EXERCISE OBJECTIVE:
Everything in the entries except the pictures must be duplicated exactly.

RECORDS PROVIDED:
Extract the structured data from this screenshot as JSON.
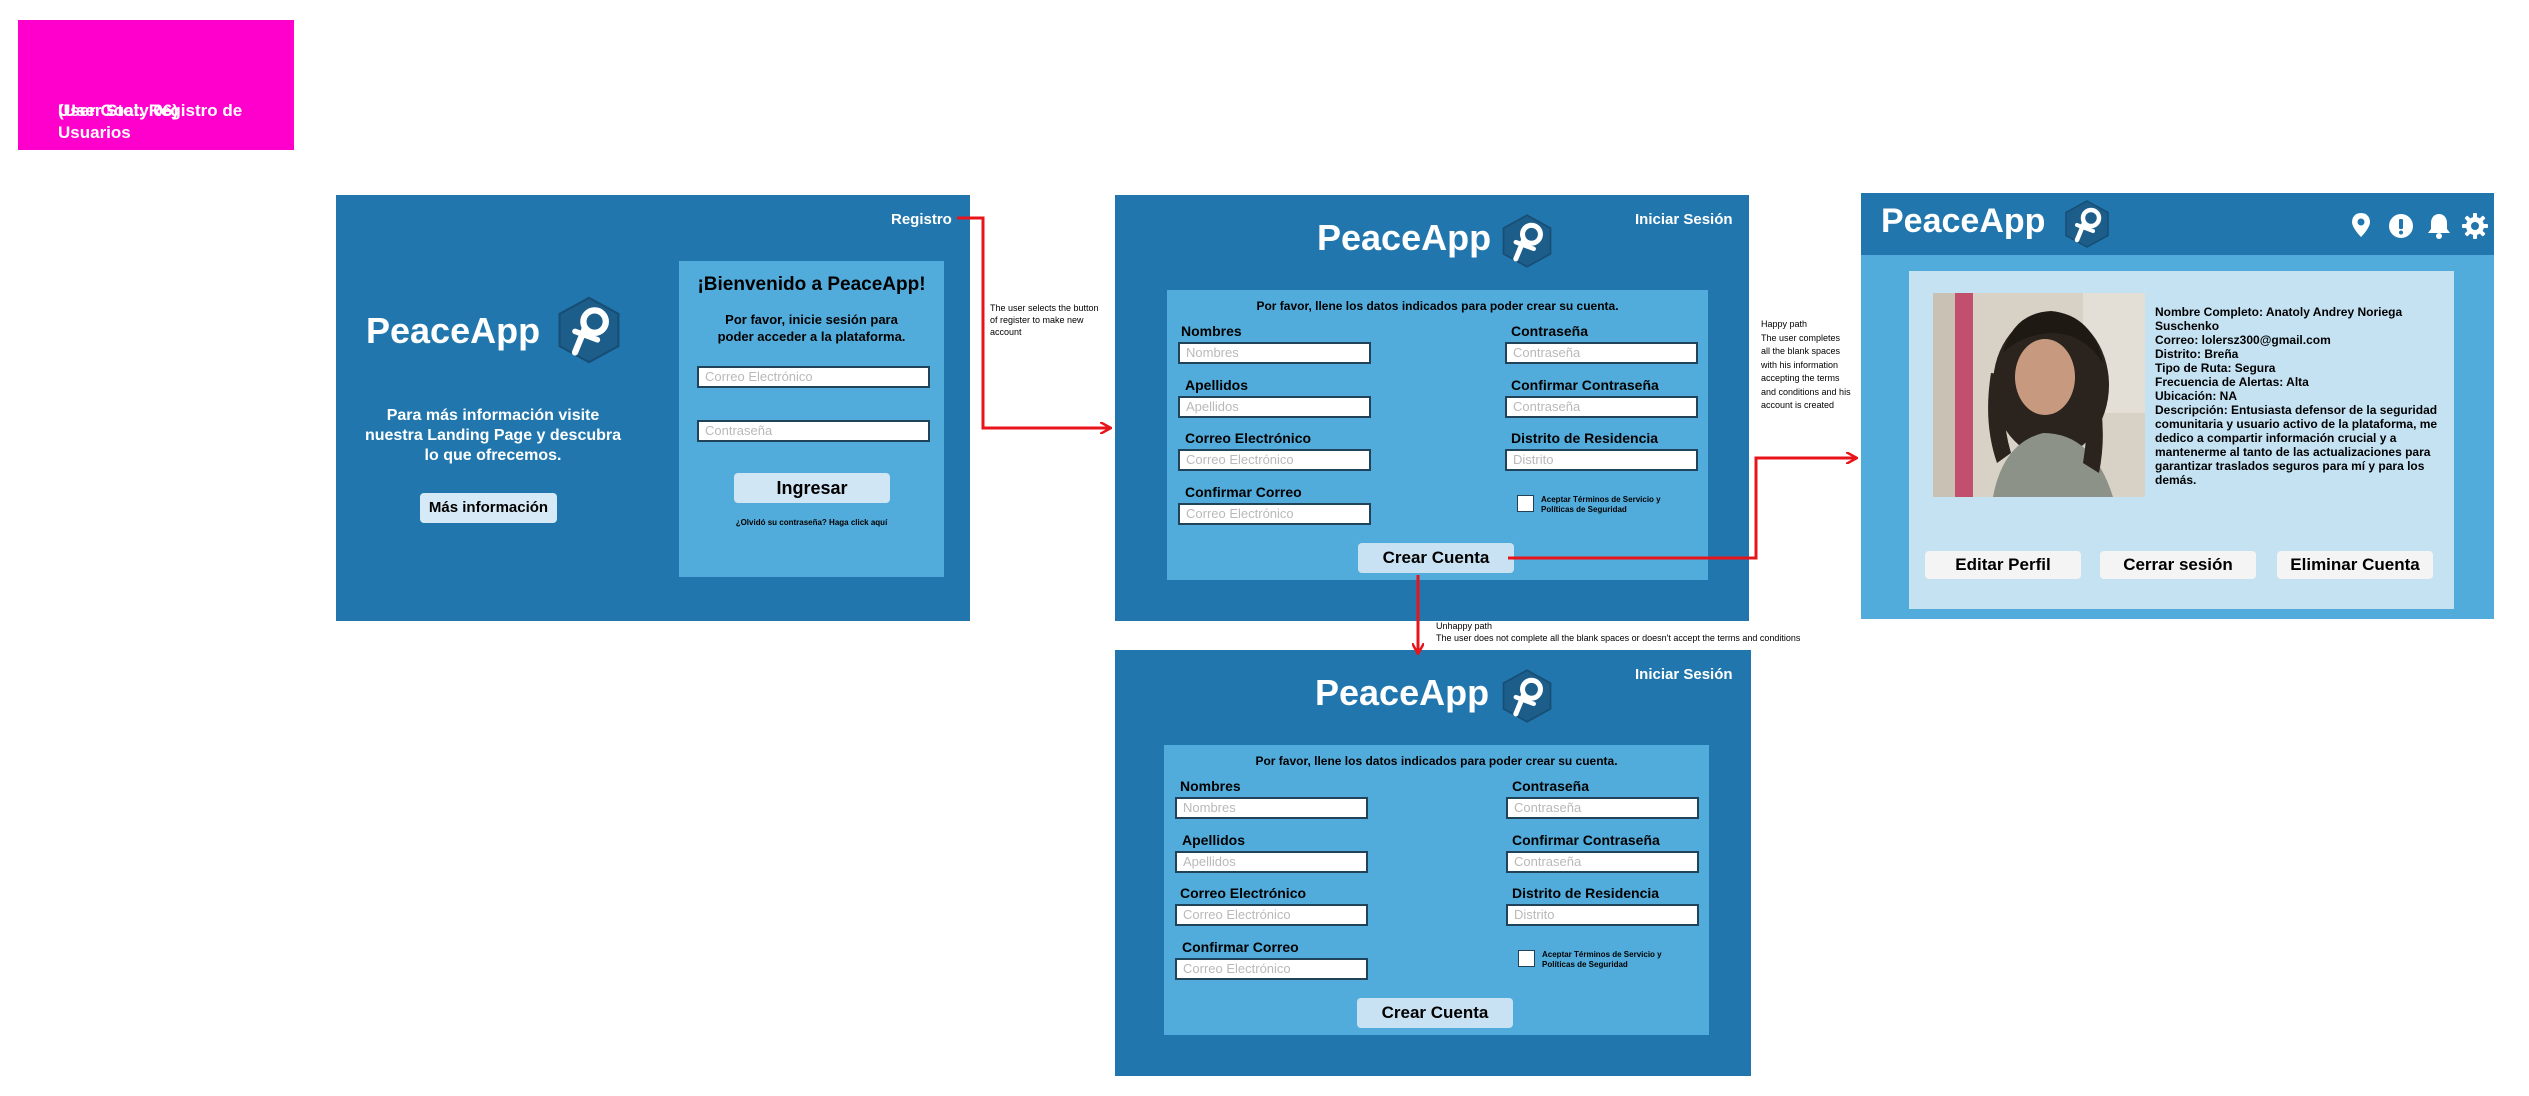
{
  "goal": {
    "line1": "User Goal: Registro de Usuarios",
    "line2": "(User Stoty 06)"
  },
  "brand": "PeaceApp",
  "login": {
    "register_link": "Registro",
    "info_line1": "Para más información visite",
    "info_line2": "nuestra Landing Page y descubra",
    "info_line3": "lo que ofrecemos.",
    "more_info_button": "Más información",
    "welcome_title": "¡Bienvenido a PeaceApp!",
    "welcome_sub1": "Por favor, inicie sesión para",
    "welcome_sub2": "poder acceder a la plataforma.",
    "email_placeholder": "Correo Electrónico",
    "password_placeholder": "Contraseña",
    "login_button": "Ingresar",
    "forgot": "¿Olvidó su contraseña? Haga click aquí"
  },
  "notes": {
    "to_register": [
      "The user selects the button",
      "of register to make  new",
      "account"
    ],
    "happy": [
      "Happy path",
      "The user completes",
      "all the blank spaces",
      "with his information",
      "accepting the terms",
      "and conditions and his",
      "account is created"
    ],
    "unhappy_title": "Unhappy path",
    "unhappy_text": "The user does not complete all the blank spaces or doesn't accept the terms and conditions"
  },
  "register": {
    "signin_link": "Iniciar Sesión",
    "instructions": "Por favor, llene los datos indicados para poder crear su cuenta.",
    "fields": {
      "nombres_label": "Nombres",
      "nombres_ph": "Nombres",
      "apellidos_label": "Apellidos",
      "apellidos_ph": "Apellidos",
      "correo_label": "Correo Electrónico",
      "correo_ph": "Correo Electrónico",
      "confirm_correo_label": "Confirmar Correo",
      "confirm_correo_ph": "Correo Electrónico",
      "password_label": "Contraseña",
      "password_ph": "Contraseña",
      "confirm_password_label": "Confirmar Contraseña",
      "confirm_password_ph": "Contraseña",
      "distrito_label": "Distrito de Residencia",
      "distrito_ph": "Distrito"
    },
    "terms_line1": "Aceptar Términos de Servicio y",
    "terms_line2": "Políticas de Seguridad",
    "create_button": "Crear Cuenta"
  },
  "profile": {
    "lines": [
      "Nombre Completo: Anatoly Andrey Noriega",
      "Suschenko",
      "Correo: lolersz300@gmail.com",
      "Distrito: Breña",
      "Tipo de Ruta: Segura",
      "Frecuencia de Alertas: Alta",
      "Ubicación: NA",
      "Descripción: Entusiasta defensor de la seguridad",
      "comunitaria y usuario activo de la plataforma, me",
      "dedico a compartir información crucial y a",
      "mantenerme al tanto de las actualizaciones para",
      "garantizar traslados seguros para mí y para los",
      "demás."
    ],
    "edit_button": "Editar Perfil",
    "logout_button": "Cerrar sesión",
    "delete_button": "Eliminar Cuenta",
    "icons": [
      "location-icon",
      "alert-icon",
      "bell-icon",
      "gear-icon"
    ]
  },
  "colors": {
    "screen": "#2177ad",
    "panel": "#52acdb",
    "light": "#c5e2f3",
    "goal": "#ff00cc",
    "arrow": "#e8141b"
  }
}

RESPONSE TO THE EXERCISE:
Extract the structured data from this screenshot as JSON.
{
  "goal": {
    "line1": "User Goal: Registro de Usuarios",
    "line2": "(User Stoty 06)"
  },
  "brand": "PeaceApp",
  "login": {
    "register_link": "Registro",
    "info_line1": "Para más información visite",
    "info_line2": "nuestra Landing Page y descubra",
    "info_line3": "lo que ofrecemos.",
    "more_info_button": "Más información",
    "welcome_title": "¡Bienvenido a PeaceApp!",
    "welcome_sub1": "Por favor, inicie sesión para",
    "welcome_sub2": "poder acceder a la plataforma.",
    "email_placeholder": "Correo Electrónico",
    "password_placeholder": "Contraseña",
    "login_button": "Ingresar",
    "forgot": "¿Olvidó su contraseña? Haga click aquí"
  },
  "notes": {
    "to_register": [
      "The user selects the button",
      "of register to make  new",
      "account"
    ],
    "happy": [
      "Happy path",
      "The user completes",
      "all the blank spaces",
      "with his information",
      "accepting the terms",
      "and conditions and his",
      "account is created"
    ],
    "unhappy_title": "Unhappy path",
    "unhappy_text": "The user does not complete all the blank spaces or doesn't accept the terms and conditions"
  },
  "register": {
    "signin_link": "Iniciar Sesión",
    "instructions": "Por favor, llene los datos indicados para poder crear su cuenta.",
    "fields": {
      "nombres_label": "Nombres",
      "nombres_ph": "Nombres",
      "apellidos_label": "Apellidos",
      "apellidos_ph": "Apellidos",
      "correo_label": "Correo Electrónico",
      "correo_ph": "Correo Electrónico",
      "confirm_correo_label": "Confirmar Correo",
      "confirm_correo_ph": "Correo Electrónico",
      "password_label": "Contraseña",
      "password_ph": "Contraseña",
      "confirm_password_label": "Confirmar Contraseña",
      "confirm_password_ph": "Contraseña",
      "distrito_label": "Distrito de Residencia",
      "distrito_ph": "Distrito"
    },
    "terms_line1": "Aceptar Términos de Servicio y",
    "terms_line2": "Políticas de Seguridad",
    "create_button": "Crear Cuenta"
  },
  "profile": {
    "lines": [
      "Nombre Completo: Anatoly Andrey Noriega",
      "Suschenko",
      "Correo: lolersz300@gmail.com",
      "Distrito: Breña",
      "Tipo de Ruta: Segura",
      "Frecuencia de Alertas: Alta",
      "Ubicación: NA",
      "Descripción: Entusiasta defensor de la seguridad",
      "comunitaria y usuario activo de la plataforma, me",
      "dedico a compartir información crucial y a",
      "mantenerme al tanto de las actualizaciones para",
      "garantizar traslados seguros para mí y para los",
      "demás."
    ],
    "edit_button": "Editar Perfil",
    "logout_button": "Cerrar sesión",
    "delete_button": "Eliminar Cuenta",
    "icons": [
      "location-icon",
      "alert-icon",
      "bell-icon",
      "gear-icon"
    ]
  },
  "colors": {
    "screen": "#2177ad",
    "panel": "#52acdb",
    "light": "#c5e2f3",
    "goal": "#ff00cc",
    "arrow": "#e8141b"
  }
}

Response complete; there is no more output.